Teagasc/DAFM National Bioenergy Conference
The annual National Bioenergy Conference, organised by Teagasc and the Department of Agriculture, Food and the Marine, (DAFM) is taking place on Wednesday, 25 April 2012 in The Hodson Bay Hotel, Athlone.
The conference takes place against a background where Ireland’s use of biomass to meet its energy needs lags behind other European countries. Biomass accounts for less than 2% of Ireland’s total final energy consumption, whereas in the EU 27 biomass accounts for 11.6% of total final energy consumption. Ireland has a target of 16% total final consumption from renewables by 2020. Ireland is the last country in the EU to introduce elevated prices for renewable deployment such as Renewable Energy Feed in Tariffs (REFIT)
Teagasc Bioenergy Specialist Barry Caslin said: “The introduction of sensible bioenergy policies tick so many boxes in terms of greenhouse gas abatement, job creation, developing land use alternatives and energy security. To quote JFK; ‘There are risks and costs to a program of action, but they are far less than the long-range risks and costs of comfortable inaction’; is very pertinent to the bioenergy sector as we have to create the right policy environment to make it happen and the clock is ticking!”
The recently announced REFIT lacks clarity in terms of what peat power stations will be able to offer long term farmer growers of biomass. At the conference, clarification will be provided from businesses involved in bioenergy contracts such as Bord na Mona.
Funding options are available from Leader to help develop the bioenergy infrastructure and the Leader Networks will deliver their thoughts on the bioenergy sector.
Combustion CHP (combined heat and power) and co-firing at our peat burning stations for electricity production is beginning to happen. The proposed tariffs will see Anaerobic Digestion (AD) struggle to achieve decent paybacks for purpose grown energy crops or grasses for digestion. A representative of Bord Gais will speak about their plans and studies on biogas production.
The liquid biofuel sector is an area which has not received the level of support required to instil confidence in domestic producers of biofuels. This year’s conference will hear about the plans of BEET Ireland to produce ethanol from sugar beet.
Teagasc forestry development officer Frances McHugh said: “The private forest sector will need on-going support to maximise its contribution to the bioenergy sector. Timely action is needed to underpin our indigenous resources and help keep costs as low as possible for consumers and business”.

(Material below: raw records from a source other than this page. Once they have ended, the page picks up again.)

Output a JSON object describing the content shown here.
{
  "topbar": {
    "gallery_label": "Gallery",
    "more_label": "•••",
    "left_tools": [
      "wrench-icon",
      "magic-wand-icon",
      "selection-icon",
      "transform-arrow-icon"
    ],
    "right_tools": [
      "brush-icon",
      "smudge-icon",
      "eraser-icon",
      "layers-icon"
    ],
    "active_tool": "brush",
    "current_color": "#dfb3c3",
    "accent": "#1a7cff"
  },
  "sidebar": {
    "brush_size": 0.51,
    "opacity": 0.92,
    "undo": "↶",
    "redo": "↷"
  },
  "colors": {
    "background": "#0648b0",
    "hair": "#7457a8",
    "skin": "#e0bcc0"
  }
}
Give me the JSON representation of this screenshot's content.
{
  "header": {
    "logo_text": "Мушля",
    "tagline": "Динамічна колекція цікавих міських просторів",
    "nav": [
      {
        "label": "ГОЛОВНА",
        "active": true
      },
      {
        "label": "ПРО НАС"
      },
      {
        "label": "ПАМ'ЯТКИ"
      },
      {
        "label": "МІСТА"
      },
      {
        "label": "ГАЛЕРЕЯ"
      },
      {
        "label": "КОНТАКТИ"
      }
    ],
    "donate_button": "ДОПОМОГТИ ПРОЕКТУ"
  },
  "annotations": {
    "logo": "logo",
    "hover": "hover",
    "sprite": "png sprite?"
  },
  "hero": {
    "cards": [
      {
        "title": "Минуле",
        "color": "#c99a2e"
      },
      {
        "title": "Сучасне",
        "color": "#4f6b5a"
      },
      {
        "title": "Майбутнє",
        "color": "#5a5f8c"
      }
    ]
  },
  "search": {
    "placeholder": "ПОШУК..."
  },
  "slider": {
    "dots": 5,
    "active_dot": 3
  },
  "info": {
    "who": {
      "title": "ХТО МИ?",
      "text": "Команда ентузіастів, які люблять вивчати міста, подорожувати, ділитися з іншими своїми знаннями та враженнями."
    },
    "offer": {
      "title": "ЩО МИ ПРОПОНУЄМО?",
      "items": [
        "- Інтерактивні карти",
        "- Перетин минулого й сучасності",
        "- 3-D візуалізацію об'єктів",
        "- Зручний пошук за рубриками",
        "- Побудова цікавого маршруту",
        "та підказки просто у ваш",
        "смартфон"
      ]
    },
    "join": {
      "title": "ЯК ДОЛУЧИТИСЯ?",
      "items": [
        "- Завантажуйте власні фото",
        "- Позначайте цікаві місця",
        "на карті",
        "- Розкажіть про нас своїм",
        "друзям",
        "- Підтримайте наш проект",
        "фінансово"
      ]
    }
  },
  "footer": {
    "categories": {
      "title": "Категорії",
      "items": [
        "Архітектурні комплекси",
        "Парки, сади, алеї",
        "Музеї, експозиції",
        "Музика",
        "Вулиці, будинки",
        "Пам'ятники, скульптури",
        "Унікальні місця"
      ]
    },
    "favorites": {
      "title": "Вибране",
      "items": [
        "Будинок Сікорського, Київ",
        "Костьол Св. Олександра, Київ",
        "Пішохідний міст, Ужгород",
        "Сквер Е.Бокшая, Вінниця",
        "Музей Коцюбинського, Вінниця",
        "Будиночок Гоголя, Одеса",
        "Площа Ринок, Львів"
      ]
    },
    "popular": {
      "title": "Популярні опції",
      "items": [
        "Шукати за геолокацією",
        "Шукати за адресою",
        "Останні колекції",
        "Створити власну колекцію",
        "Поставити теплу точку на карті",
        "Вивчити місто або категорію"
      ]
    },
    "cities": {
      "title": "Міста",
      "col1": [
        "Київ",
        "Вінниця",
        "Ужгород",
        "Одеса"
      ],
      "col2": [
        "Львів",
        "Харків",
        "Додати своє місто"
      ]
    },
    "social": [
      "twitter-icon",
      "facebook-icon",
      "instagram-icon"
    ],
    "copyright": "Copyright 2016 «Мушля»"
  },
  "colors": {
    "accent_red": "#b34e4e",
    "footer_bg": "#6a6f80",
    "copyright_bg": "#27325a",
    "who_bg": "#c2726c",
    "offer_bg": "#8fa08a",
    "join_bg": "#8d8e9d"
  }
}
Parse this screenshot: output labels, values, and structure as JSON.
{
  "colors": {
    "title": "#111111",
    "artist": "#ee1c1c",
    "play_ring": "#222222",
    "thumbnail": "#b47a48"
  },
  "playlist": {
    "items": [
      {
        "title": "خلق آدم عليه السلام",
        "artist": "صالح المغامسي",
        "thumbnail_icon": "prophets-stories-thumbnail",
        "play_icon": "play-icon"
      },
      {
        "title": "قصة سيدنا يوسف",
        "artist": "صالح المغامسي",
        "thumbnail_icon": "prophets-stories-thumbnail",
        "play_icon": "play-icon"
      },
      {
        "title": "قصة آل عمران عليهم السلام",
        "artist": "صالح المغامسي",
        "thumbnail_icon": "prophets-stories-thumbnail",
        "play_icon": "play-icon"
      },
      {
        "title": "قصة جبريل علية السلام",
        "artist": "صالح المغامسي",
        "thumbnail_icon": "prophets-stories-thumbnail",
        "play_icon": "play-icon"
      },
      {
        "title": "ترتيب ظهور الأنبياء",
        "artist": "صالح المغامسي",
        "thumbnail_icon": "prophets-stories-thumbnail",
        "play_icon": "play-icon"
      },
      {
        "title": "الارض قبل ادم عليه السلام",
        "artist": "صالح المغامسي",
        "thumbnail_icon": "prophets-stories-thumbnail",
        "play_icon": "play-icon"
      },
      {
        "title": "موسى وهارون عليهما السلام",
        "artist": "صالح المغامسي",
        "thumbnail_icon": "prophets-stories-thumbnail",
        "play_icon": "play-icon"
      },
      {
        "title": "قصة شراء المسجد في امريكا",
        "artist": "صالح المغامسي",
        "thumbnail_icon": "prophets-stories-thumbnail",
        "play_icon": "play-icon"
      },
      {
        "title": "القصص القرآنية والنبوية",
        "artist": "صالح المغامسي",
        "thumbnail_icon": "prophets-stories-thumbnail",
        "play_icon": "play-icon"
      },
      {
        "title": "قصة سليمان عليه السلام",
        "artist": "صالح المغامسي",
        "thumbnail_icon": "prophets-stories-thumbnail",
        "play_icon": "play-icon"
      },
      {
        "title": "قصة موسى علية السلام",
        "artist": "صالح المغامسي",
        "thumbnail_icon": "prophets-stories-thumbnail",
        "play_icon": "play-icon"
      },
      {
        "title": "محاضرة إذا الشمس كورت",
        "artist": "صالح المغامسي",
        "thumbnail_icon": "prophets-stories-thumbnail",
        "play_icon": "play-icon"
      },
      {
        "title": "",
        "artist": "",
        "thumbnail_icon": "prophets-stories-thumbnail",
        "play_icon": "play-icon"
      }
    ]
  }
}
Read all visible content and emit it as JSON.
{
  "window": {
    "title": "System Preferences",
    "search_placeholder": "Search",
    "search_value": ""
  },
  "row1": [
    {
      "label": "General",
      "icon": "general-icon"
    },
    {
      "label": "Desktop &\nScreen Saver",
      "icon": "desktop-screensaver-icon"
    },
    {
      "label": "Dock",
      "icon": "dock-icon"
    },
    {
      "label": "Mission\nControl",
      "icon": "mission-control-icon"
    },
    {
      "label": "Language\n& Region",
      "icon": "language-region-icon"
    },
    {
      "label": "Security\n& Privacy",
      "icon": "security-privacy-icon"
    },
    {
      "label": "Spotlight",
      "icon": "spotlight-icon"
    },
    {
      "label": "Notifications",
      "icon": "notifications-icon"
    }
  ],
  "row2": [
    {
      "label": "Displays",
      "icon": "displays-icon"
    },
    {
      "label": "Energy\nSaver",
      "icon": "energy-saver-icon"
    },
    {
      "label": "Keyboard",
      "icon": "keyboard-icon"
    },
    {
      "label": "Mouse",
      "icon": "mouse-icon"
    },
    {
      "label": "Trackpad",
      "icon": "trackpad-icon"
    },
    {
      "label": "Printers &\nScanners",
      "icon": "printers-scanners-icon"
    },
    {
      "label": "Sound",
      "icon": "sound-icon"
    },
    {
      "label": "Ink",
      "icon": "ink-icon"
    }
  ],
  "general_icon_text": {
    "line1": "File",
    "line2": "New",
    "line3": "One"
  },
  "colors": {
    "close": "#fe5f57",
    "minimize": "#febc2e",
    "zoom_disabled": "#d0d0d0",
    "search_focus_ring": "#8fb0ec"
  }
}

The conference will finish with a panel discussion moderated by RTE’s Damian O’Reilly who will pose the pertinent questions to Ireland’s main bioenergy supply chains and businesses.